WHAT TO PRODUCE: Each record below must be reproduced exactly as it reads, with its images omitted.

--

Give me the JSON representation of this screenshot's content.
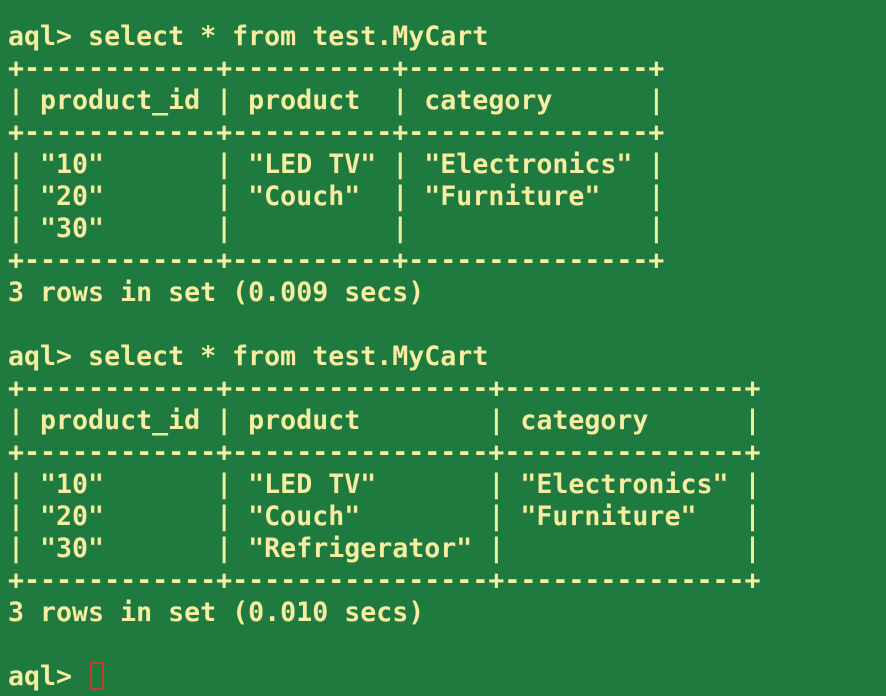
{
  "terminal": {
    "background": "#1f7a40",
    "text_color": "#f5eda0",
    "cursor_color": "#c83a2a",
    "lines": [
      "aql> select * from test.MyCart",
      "+------------+----------+---------------+",
      "| product_id | product  | category      |",
      "+------------+----------+---------------+",
      "| \"10\"       | \"LED TV\" | \"Electronics\" |",
      "| \"20\"       | \"Couch\"  | \"Furniture\"   |",
      "| \"30\"       |          |               |",
      "+------------+----------+---------------+",
      "3 rows in set (0.009 secs)",
      "",
      "aql> select * from test.MyCart",
      "+------------+----------------+---------------+",
      "| product_id | product        | category      |",
      "+------------+----------------+---------------+",
      "| \"10\"       | \"LED TV\"       | \"Electronics\" |",
      "| \"20\"       | \"Couch\"        | \"Furniture\"   |",
      "| \"30\"       | \"Refrigerator\" |               |",
      "+------------+----------------+---------------+",
      "3 rows in set (0.010 secs)",
      "",
      "aql> "
    ]
  }
}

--

OUTPUT FOR THIS EXERCISE:
Give me the JSON representation of this screenshot's content.
{
  "terminal": {
    "background": "#1f7a40",
    "text_color": "#f5eda0",
    "cursor_color": "#c83a2a",
    "lines": [
      "aql> select * from test.MyCart",
      "+------------+----------+---------------+",
      "| product_id | product  | category      |",
      "+------------+----------+---------------+",
      "| \"10\"       | \"LED TV\" | \"Electronics\" |",
      "| \"20\"       | \"Couch\"  | \"Furniture\"   |",
      "| \"30\"       |          |               |",
      "+------------+----------+---------------+",
      "3 rows in set (0.009 secs)",
      "",
      "aql> select * from test.MyCart",
      "+------------+----------------+---------------+",
      "| product_id | product        | category      |",
      "+------------+----------------+---------------+",
      "| \"10\"       | \"LED TV\"       | \"Electronics\" |",
      "| \"20\"       | \"Couch\"        | \"Furniture\"   |",
      "| \"30\"       | \"Refrigerator\" |               |",
      "+------------+----------------+---------------+",
      "3 rows in set (0.010 secs)",
      "",
      "aql> "
    ]
  }
}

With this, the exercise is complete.